Your answer should be the lines of the data below that contain "workspace".

[TASK INPUTS Boundary: Start]

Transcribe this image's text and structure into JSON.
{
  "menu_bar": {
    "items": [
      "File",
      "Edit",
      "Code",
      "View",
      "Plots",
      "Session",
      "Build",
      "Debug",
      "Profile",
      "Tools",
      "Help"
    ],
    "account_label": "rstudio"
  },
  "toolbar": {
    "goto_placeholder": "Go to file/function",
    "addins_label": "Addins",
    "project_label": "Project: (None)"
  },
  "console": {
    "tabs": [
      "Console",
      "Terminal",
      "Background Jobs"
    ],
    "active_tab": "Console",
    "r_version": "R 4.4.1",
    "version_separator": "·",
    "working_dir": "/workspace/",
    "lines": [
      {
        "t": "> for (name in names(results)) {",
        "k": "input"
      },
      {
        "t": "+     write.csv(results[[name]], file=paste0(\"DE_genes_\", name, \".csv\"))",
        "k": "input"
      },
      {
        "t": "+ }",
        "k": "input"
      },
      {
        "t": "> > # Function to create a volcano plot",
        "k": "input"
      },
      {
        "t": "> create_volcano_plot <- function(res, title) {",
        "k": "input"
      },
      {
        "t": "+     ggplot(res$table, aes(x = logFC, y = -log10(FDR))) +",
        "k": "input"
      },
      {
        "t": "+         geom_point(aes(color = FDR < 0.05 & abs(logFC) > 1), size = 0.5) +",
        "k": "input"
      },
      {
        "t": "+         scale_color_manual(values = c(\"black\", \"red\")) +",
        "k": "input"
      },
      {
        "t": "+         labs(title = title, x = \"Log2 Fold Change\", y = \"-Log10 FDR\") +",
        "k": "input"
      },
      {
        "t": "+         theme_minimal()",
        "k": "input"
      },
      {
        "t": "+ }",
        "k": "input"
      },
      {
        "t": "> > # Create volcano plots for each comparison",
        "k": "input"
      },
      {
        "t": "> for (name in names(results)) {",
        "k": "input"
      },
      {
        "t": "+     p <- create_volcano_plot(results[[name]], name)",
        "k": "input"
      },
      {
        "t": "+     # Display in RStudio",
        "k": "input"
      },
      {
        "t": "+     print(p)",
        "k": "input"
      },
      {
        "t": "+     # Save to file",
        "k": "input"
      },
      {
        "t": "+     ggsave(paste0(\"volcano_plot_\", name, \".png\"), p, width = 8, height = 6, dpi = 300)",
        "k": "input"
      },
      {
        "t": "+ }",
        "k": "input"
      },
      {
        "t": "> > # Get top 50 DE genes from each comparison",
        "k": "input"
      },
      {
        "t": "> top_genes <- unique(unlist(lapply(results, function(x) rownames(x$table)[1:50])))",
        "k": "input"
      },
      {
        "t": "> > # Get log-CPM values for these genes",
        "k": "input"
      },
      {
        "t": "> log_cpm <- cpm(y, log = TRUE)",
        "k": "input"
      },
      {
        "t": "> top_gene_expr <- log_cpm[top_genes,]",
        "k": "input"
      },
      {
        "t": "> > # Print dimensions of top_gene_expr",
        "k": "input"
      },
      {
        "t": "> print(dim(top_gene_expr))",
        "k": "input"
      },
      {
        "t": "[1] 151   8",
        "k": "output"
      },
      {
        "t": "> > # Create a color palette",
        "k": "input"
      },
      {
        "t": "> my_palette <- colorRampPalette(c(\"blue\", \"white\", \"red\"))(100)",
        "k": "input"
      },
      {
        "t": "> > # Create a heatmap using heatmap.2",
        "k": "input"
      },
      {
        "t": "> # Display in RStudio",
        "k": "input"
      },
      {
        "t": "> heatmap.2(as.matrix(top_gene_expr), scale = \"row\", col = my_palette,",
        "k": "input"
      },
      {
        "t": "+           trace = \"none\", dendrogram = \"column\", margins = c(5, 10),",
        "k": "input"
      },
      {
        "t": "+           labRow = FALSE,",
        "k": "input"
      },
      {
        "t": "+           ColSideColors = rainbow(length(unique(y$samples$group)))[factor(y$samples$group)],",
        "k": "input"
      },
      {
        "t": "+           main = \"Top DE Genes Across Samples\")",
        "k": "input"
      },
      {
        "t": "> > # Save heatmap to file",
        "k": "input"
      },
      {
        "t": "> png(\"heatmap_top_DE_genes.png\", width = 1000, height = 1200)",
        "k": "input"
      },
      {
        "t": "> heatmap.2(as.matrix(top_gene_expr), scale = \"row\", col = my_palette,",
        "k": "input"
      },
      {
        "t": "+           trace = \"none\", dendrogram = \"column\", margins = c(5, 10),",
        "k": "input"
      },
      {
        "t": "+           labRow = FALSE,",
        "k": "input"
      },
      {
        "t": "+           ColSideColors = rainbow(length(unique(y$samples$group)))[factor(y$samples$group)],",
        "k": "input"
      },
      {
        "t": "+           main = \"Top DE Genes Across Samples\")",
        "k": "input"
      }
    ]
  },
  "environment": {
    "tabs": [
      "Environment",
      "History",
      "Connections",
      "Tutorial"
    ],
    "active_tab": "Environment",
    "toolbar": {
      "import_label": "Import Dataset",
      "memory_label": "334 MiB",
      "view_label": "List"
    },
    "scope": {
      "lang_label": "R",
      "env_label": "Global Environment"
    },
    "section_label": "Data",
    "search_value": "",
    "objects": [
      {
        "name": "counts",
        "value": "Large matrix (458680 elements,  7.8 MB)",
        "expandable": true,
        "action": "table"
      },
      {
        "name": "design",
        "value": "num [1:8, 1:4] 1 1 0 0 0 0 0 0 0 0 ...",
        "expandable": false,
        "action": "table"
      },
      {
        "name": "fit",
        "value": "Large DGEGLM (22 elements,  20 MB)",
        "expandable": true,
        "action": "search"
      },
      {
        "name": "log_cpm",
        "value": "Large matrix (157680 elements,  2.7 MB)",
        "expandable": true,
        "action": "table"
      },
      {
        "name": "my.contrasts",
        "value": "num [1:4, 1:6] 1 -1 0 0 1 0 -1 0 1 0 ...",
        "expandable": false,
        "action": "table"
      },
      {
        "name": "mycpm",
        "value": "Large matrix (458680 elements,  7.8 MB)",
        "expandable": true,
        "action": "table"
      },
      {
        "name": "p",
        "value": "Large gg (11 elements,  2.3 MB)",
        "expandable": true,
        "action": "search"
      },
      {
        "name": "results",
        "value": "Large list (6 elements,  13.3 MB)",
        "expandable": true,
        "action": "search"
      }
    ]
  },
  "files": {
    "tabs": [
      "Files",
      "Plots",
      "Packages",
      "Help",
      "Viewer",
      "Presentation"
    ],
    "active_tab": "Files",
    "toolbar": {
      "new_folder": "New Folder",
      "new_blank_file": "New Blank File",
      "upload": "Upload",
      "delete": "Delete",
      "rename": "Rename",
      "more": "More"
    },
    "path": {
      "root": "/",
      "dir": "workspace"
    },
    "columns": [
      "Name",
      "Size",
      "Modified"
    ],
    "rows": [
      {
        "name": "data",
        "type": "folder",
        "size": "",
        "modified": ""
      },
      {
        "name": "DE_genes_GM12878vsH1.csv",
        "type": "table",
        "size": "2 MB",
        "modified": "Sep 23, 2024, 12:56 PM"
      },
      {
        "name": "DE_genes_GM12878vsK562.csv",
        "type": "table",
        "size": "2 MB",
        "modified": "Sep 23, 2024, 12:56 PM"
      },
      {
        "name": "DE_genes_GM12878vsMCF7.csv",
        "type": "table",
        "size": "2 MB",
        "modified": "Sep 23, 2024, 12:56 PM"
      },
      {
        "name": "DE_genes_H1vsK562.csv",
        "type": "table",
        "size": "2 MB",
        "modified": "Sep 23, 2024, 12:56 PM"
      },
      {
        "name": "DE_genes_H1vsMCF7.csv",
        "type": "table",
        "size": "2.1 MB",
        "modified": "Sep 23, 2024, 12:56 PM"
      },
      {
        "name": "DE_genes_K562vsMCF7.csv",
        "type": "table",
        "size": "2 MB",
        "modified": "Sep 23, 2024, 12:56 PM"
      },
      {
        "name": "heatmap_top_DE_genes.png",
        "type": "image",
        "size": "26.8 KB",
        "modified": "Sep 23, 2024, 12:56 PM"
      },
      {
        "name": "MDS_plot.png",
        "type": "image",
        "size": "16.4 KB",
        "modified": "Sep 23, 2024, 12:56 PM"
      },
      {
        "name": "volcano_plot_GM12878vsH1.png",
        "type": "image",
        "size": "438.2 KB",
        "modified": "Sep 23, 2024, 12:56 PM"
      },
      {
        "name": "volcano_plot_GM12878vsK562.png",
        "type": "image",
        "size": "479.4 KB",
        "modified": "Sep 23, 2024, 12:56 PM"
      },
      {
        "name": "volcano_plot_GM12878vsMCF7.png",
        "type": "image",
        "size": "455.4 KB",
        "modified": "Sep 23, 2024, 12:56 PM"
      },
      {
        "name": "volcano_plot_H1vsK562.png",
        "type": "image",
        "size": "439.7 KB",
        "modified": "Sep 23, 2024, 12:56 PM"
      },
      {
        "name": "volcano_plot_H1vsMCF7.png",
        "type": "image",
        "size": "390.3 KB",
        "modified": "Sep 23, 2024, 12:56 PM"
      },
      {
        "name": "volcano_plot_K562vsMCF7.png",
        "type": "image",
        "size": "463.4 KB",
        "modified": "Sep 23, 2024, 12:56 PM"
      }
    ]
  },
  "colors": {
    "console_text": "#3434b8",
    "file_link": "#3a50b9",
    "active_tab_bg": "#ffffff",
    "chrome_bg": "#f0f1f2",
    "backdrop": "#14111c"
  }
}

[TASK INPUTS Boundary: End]

- [ANSWER]:
    "working_dir": "/workspace/",
      "dir": "workspace"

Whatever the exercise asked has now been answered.